Having shown why the notion “god” contradicts the fundamental meta-physical principles of reality, I do not think that the rest of the rabbi’s open letter is founded. However, he does mention the good that has come of people’s belief in Judaism. Even if it were the case that Judaism was less opposed to human happiness and equality, that should not warrant its belief. Considering the teachings of other religions, Judaism had a pretty low hurdle to cross. Of the points he made about the positive impact of his religion, in no way is a religious belief required to perform them. Atheists are just as capable of justice and love as atheists.
Pointing to “Hitler, Mao, Stalin and Pol Pot” as examples of secular injustices gives his case away. In the case of Hitler, he was very outspoken about his Christian belief. What united all of them were beliefs shared almost universally by theists, the virtue of self-sacrifice to the collective.

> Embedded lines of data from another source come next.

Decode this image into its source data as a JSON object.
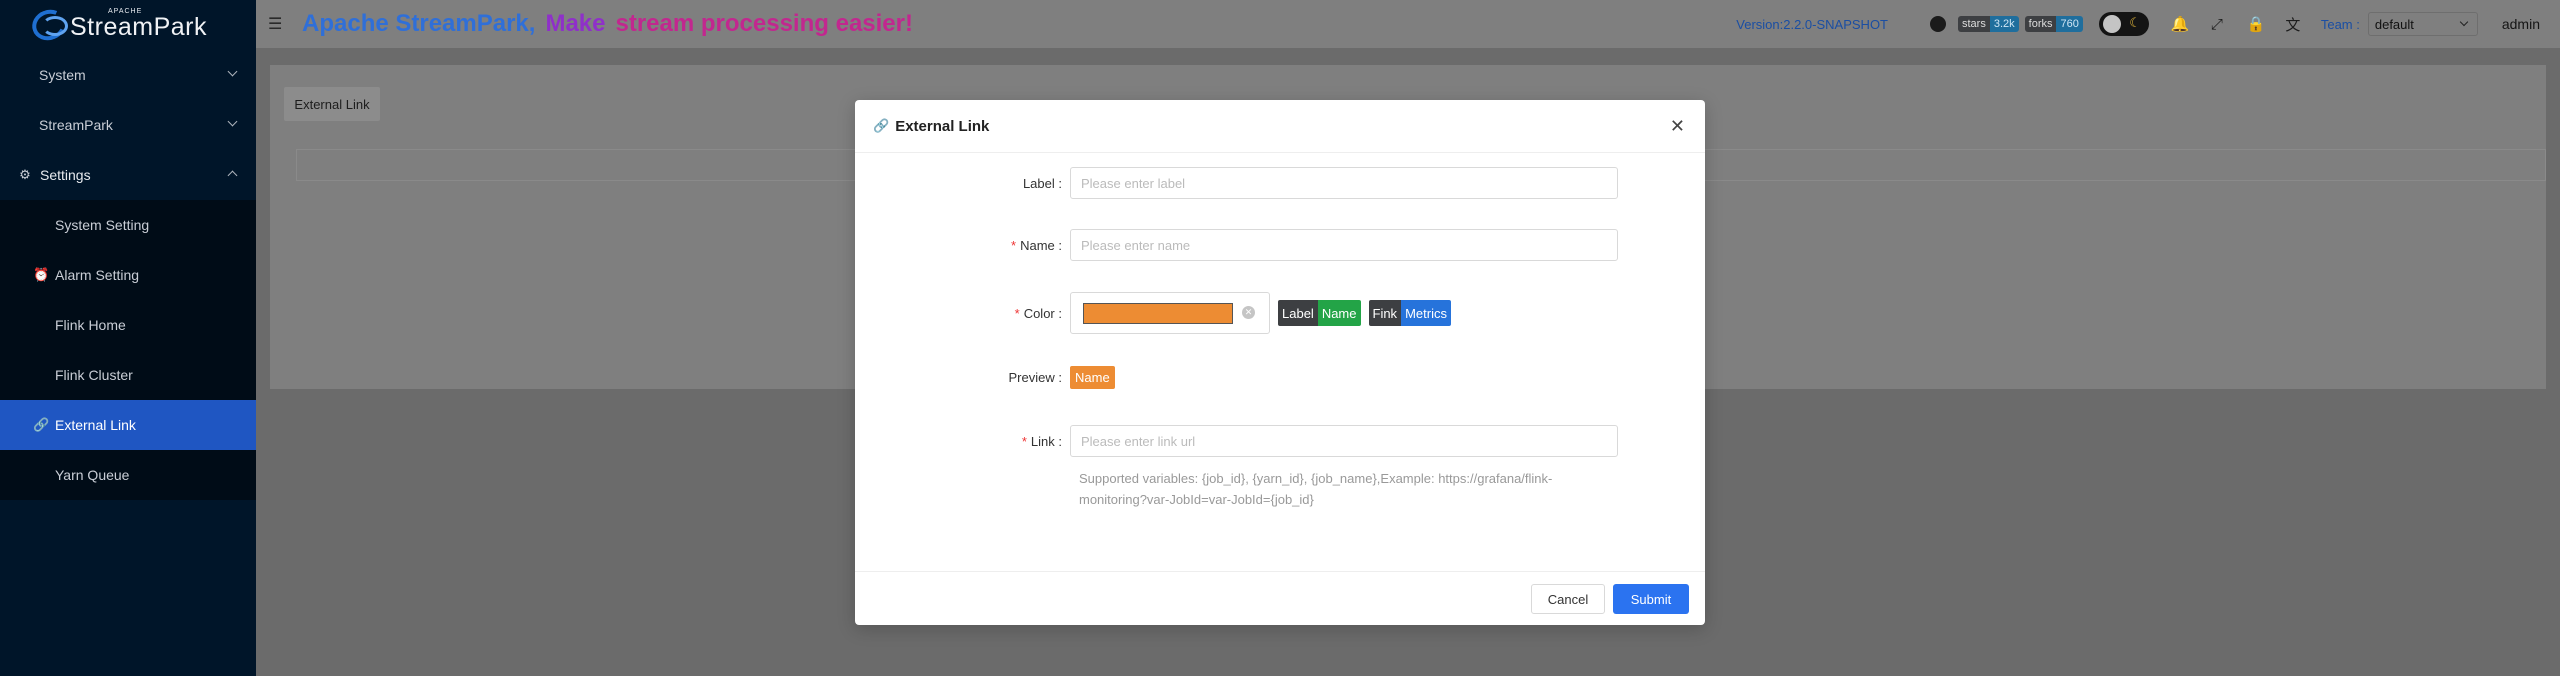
{
  "app": {
    "logo_small": "APACHE",
    "logo_big": "StreamPark"
  },
  "sidebar": {
    "items": [
      {
        "label": "System",
        "expanded": false
      },
      {
        "label": "StreamPark",
        "expanded": false
      },
      {
        "label": "Settings",
        "expanded": true,
        "icon": "gear-icon"
      },
      {
        "label": "System Setting"
      },
      {
        "label": "Alarm Setting",
        "icon": "alarm-icon"
      },
      {
        "label": "Flink Home"
      },
      {
        "label": "Flink Cluster"
      },
      {
        "label": "External Link",
        "icon": "link-icon",
        "active": true
      },
      {
        "label": "Yarn Queue"
      }
    ]
  },
  "header": {
    "slogan_1": "Apache StreamPark,",
    "slogan_2": "Make",
    "slogan_3": "stream processing easier!",
    "version": "Version:2.2.0-SNAPSHOT",
    "stars_key": "stars",
    "stars_val": "3.2k",
    "forks_key": "forks",
    "forks_val": "760",
    "team_label": "Team :",
    "team_value": "default",
    "user": "admin"
  },
  "content": {
    "external_link_button": "External Link"
  },
  "modal": {
    "title": "External Link",
    "label_label": "Label",
    "label_placeholder": "Please enter label",
    "name_label": "Name",
    "name_placeholder": "Please enter name",
    "color_label": "Color",
    "color_value": "#ed8c33",
    "tag1_a": "Label",
    "tag1_b": "Name",
    "tag2_a": "Fink",
    "tag2_b": "Metrics",
    "preview_label": "Preview",
    "preview_value": "Name",
    "link_label": "Link",
    "link_placeholder": "Please enter link url",
    "help_line1": "Supported variables: {job_id}, {yarn_id}, {job_name},Example: https://grafana/flink-",
    "help_line2": "monitoring?var-JobId=var-JobId={job_id}",
    "cancel": "Cancel",
    "submit": "Submit"
  },
  "colors": {
    "sidebar_bg": "#001529",
    "active_bg": "#1f56c2",
    "primary": "#2b73f0",
    "orange": "#ed8c33"
  }
}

To the rabbi’s final point, atheism does not have to be asserted on faith. He added, “Being a rationalist, of course, you know that failing to make such an observation is different from proving that there isn’t one [a god], which, by its very nature, is an impossible task.” That is what the rabbi does not understand. A negative statement, such as one that there is no god, can be demonstrated as true if it is true. To demonstrate that two plus two is not five or 20 or 55 only takes proving that two plus two is four. To demonstrate that there is no god only takes demonstrating that existence exists and A is A, both (irrefutable) axiomatic primaries of logic. To say that one cannot prove a negative statement is itself a negative statement. So if the statement is true, it refutes itself. If the statement that one cannot prove a negative is false, that means negative statements, including that one, are then arbitrary and therefore meaningless. In either case, the statement that one cannot prove a negative is untrue. The purpose for the rabbi’s use of the statement that it is impossible to prove “that there isn’t one [a god]” is to deny that knowledge is even possible. If it is impossible to rule out the possibility that two plus two is not five, it is equally impossible to claim knowledge that two plus two is four. If I cannot prove that this thing I am punching my fingers on is not a poisonous snake, I cannot claim with certainty that it is keyboard either. The statement that one cannot prove a negative statement is a claim to knowledge that denies knowledge is possible.
Forgiving the fact that the rabbi completely misunderstands atheism and peddles the idea that we cannot use reason, even as he communicates through the use of our reason, I welcome having an “open mind and a spirit of appreciation for our shared humanity.” It is just that so many theists do not see it that way. The goal of this post is not to rob people of their beliefs, and for the most part I do not initiate conversations about religion with theists nor do I support violence in the name of my beliefs — if only I could say the same for statists, some theists and some anarchists (for that matter).